#### [Assignment]
Would you copy the entries that follow exactly, leaving out every picture?

···

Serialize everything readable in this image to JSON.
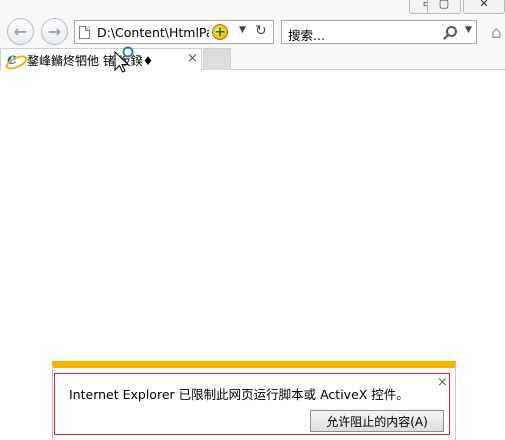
{
  "browser": {
    "address": "D:\\Content\\HtmlPag",
    "search_placeholder": "搜索...",
    "tab_title": "鍪峰鏅炵牭他   锗   坂鍨♦",
    "tab_close": "×"
  },
  "notification": {
    "message": "Internet Explorer 已限制此网页运行脚本或 ActiveX 控件。",
    "allow_button": "允许阻止的内容(A)",
    "close": "×"
  },
  "icons": {
    "back": "back-arrow-icon",
    "forward": "forward-arrow-icon",
    "page": "page-icon",
    "add_extension": "add-plus-icon",
    "refresh": "refresh-icon",
    "search": "search-icon",
    "home": "home-icon",
    "tab_favicon": "ie-logo-icon"
  },
  "colors": {
    "notification_bar": "#f4b400",
    "notification_border": "#d2232a"
  }
}
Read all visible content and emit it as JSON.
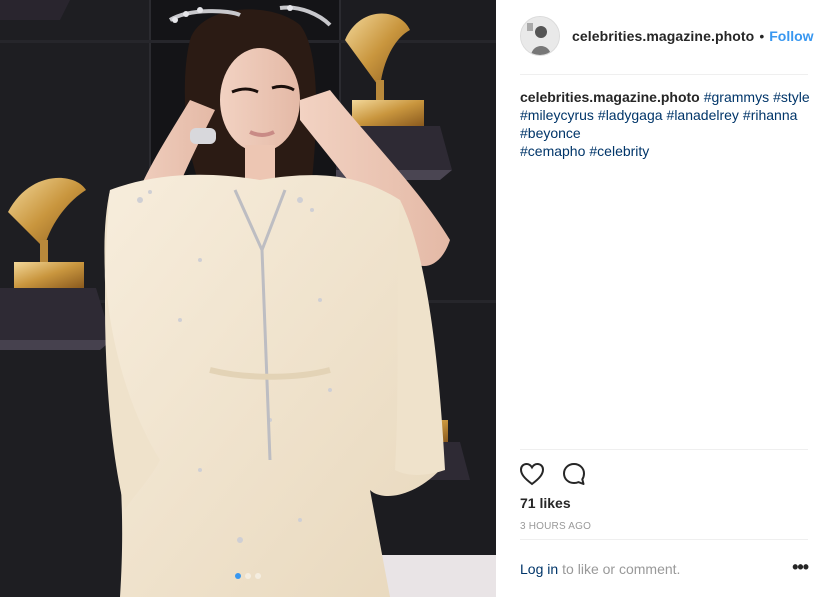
{
  "post": {
    "username": "celebrities.magazine.photo",
    "separator": "•",
    "follow_label": "Follow",
    "caption_user": "celebrities.magazine.photo",
    "hashtags": [
      "#grammys",
      "#style",
      "#mileycyrus",
      "#ladygaga",
      "#lanadelrey",
      "#rihanna",
      "#beyonce",
      "#cemapho",
      "#celebrity"
    ],
    "likes": "71 likes",
    "timestamp": "3 HOURS AGO",
    "login_label": "Log in",
    "comment_prompt": "to like or comment.",
    "more_label": "•••"
  },
  "carousel": {
    "count": 3,
    "active_index": 0
  },
  "icons": {
    "like": "heart-icon",
    "comment": "comment-icon",
    "more": "more-options-icon"
  },
  "colors": {
    "link": "#003569",
    "follow": "#3897f0",
    "text": "#262626",
    "muted": "#999999"
  }
}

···

#### [Problem solution]
Serialize everything readable in this image to JSON.
{
  "browser": {
    "address": "D:\\Content\\HtmlPag",
    "search_placeholder": "搜索...",
    "tab_title": "鍪峰鏅炵牭他   锗   坂鍨♦",
    "tab_close": "×"
  },
  "notification": {
    "message": "Internet Explorer 已限制此网页运行脚本或 ActiveX 控件。",
    "allow_button": "允许阻止的内容(A)",
    "close": "×"
  },
  "icons": {
    "back": "back-arrow-icon",
    "forward": "forward-arrow-icon",
    "page": "page-icon",
    "add_extension": "add-plus-icon",
    "refresh": "refresh-icon",
    "search": "search-icon",
    "home": "home-icon",
    "tab_favicon": "ie-logo-icon"
  },
  "colors": {
    "notification_bar": "#f4b400",
    "notification_border": "#d2232a"
  }
}
Read all visible content and emit it as JSON.
{
  "post": {
    "username": "celebrities.magazine.photo",
    "separator": "•",
    "follow_label": "Follow",
    "caption_user": "celebrities.magazine.photo",
    "hashtags": [
      "#grammys",
      "#style",
      "#mileycyrus",
      "#ladygaga",
      "#lanadelrey",
      "#rihanna",
      "#beyonce",
      "#cemapho",
      "#celebrity"
    ],
    "likes": "71 likes",
    "timestamp": "3 HOURS AGO",
    "login_label": "Log in",
    "comment_prompt": "to like or comment.",
    "more_label": "•••"
  },
  "carousel": {
    "count": 3,
    "active_index": 0
  },
  "icons": {
    "like": "heart-icon",
    "comment": "comment-icon",
    "more": "more-options-icon"
  },
  "colors": {
    "link": "#003569",
    "follow": "#3897f0",
    "text": "#262626",
    "muted": "#999999"
  }
}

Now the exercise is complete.